## [REQUIREMENT]
All lines in the entries below that hold "Vehicle" make up the answer.

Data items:
#####

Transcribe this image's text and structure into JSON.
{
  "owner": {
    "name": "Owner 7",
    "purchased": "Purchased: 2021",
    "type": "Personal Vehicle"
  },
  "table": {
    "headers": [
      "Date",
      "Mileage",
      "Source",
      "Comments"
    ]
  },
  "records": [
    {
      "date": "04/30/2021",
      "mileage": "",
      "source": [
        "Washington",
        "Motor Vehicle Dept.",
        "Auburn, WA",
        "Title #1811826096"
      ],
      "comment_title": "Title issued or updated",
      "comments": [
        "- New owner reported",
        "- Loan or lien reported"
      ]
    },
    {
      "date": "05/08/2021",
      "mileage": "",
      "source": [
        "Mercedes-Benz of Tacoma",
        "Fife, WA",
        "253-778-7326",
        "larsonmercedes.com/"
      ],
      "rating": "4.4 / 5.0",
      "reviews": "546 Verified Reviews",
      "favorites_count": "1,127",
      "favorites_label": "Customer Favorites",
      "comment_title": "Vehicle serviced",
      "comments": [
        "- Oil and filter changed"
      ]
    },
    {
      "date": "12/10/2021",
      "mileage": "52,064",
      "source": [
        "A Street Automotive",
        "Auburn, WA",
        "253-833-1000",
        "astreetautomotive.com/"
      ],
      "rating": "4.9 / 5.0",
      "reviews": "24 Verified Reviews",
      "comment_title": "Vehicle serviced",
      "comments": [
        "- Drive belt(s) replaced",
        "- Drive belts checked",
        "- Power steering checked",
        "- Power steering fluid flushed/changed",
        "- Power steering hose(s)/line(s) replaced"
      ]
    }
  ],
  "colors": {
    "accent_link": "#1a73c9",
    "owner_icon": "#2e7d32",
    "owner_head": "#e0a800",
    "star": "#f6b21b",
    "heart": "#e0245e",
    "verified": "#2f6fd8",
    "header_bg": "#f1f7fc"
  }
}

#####

## [EXERCISE RESULT]
    "type": "Personal Vehicle"
        "Motor Vehicle Dept.",
      "comment_title": "Vehicle serviced",
      "comment_title": "Vehicle serviced",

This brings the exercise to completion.